[TASK INSTRUCTIONS]:
Find the lines below that contain the string "rect". Copy each one.

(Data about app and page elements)
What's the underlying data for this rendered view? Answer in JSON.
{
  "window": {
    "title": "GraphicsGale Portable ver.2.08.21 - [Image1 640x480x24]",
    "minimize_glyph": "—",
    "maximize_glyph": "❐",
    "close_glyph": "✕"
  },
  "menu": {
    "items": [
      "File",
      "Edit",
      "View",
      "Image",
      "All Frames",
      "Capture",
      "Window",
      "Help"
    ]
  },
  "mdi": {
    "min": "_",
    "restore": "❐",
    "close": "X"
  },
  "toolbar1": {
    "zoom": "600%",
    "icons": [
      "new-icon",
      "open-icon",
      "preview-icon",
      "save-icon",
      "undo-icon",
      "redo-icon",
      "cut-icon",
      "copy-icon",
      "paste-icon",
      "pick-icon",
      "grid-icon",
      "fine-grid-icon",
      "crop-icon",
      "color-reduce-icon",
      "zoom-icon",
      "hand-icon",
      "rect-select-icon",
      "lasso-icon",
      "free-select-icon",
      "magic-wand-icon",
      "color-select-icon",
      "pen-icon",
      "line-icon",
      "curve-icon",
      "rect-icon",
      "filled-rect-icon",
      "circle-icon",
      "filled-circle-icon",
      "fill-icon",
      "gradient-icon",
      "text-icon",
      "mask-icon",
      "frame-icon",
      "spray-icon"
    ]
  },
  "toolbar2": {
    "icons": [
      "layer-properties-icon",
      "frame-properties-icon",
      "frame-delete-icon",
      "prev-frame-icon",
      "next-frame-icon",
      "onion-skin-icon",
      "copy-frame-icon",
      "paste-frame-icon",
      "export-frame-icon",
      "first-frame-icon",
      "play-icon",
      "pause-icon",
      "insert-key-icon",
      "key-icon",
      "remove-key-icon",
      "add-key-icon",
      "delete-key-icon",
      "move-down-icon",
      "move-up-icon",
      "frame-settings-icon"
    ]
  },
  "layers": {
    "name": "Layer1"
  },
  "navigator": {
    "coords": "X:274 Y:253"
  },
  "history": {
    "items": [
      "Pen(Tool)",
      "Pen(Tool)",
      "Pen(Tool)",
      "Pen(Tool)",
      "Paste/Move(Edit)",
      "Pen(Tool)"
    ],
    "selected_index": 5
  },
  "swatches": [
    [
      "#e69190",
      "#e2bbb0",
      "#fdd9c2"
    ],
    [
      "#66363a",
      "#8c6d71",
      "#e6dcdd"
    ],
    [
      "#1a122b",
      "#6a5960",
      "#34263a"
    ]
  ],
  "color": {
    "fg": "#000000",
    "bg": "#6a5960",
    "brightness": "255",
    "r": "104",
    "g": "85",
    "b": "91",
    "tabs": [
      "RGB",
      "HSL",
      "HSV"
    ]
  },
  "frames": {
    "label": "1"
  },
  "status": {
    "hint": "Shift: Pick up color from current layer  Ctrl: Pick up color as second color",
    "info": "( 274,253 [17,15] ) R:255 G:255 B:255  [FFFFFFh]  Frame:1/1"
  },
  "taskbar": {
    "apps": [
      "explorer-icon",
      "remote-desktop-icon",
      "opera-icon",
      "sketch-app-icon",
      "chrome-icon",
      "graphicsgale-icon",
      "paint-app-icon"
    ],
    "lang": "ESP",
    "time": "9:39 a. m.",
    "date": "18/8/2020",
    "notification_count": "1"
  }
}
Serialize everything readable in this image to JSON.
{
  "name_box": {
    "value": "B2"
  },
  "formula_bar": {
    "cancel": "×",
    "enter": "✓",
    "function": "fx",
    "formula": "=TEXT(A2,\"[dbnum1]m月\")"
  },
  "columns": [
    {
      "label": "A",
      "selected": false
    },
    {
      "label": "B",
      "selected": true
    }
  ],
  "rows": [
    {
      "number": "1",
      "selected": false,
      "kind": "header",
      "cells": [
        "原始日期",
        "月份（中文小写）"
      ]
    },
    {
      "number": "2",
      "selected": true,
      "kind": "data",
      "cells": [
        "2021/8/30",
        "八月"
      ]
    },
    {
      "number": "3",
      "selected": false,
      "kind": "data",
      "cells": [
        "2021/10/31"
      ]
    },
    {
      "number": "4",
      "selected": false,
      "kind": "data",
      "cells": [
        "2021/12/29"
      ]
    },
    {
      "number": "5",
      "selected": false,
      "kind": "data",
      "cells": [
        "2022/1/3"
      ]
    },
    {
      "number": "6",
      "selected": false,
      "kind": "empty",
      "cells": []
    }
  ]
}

[EXERCISE ANSWER]:
      "rect-select-icon",
      "rect-icon",
      "filled-rect-icon",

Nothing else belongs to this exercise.